WHAT THE TASK REQUIRES. Take every line containing "Kenya" out of the records.

══════════════════════════════

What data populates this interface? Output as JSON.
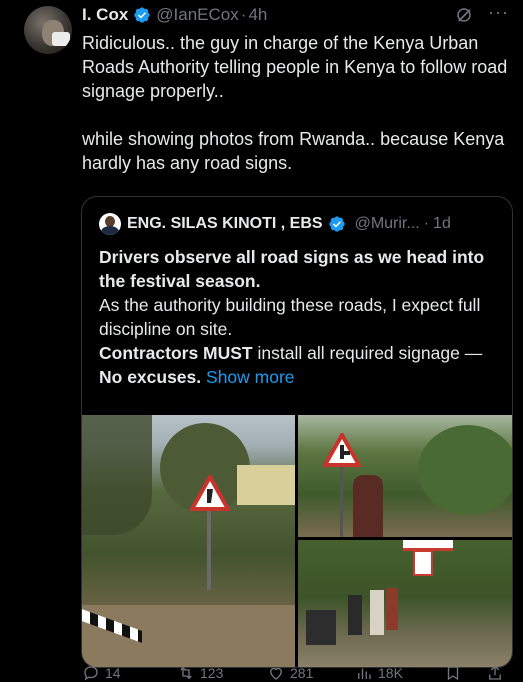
{
  "tweet": {
    "author_name": "I. Cox",
    "handle": "@IanECox",
    "separator": "·",
    "time": "4h",
    "paragraphs": [
      "Ridiculous.. the guy in charge of the Kenya Urban Roads Authority telling people in Kenya to follow road signage properly..",
      "while showing photos from Rwanda.. because Kenya hardly has any road signs."
    ],
    "more_label": "···"
  },
  "quote": {
    "author_name": "ENG. SILAS KINOTI , EBS",
    "handle": "@Murir...",
    "time_sep": "·",
    "time": "1d",
    "line1": "Drivers observe all road signs as we head into the festival season.",
    "line2": "As the authority building these roads, I expect full discipline on site.",
    "line3_bold": "Contractors MUST",
    "line3_rest": " install all required signage — ",
    "line3_bold2": "No excuses.",
    "show_more": "Show more"
  },
  "actions": {
    "replies": "14",
    "reposts": "123",
    "likes": "281",
    "views": "18K"
  },
  "colors": {
    "background": "#000000",
    "text": "#e7e9ea",
    "muted": "#71767b",
    "link": "#1d9bf0",
    "verified": "#1d9bf0"
  },
  "icons": [
    "verified-badge-icon",
    "grok-icon",
    "more-icon",
    "reply-icon",
    "repost-icon",
    "like-icon",
    "views-icon",
    "bookmark-icon",
    "share-icon"
  ]
}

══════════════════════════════

TASK ANSWER.
      "Ridiculous.. the guy in charge of the Kenya Urban Roads Authority telling people in Kenya to follow road signage properly..",
      "while showing photos from Rwanda.. because Kenya hardly has any road signs."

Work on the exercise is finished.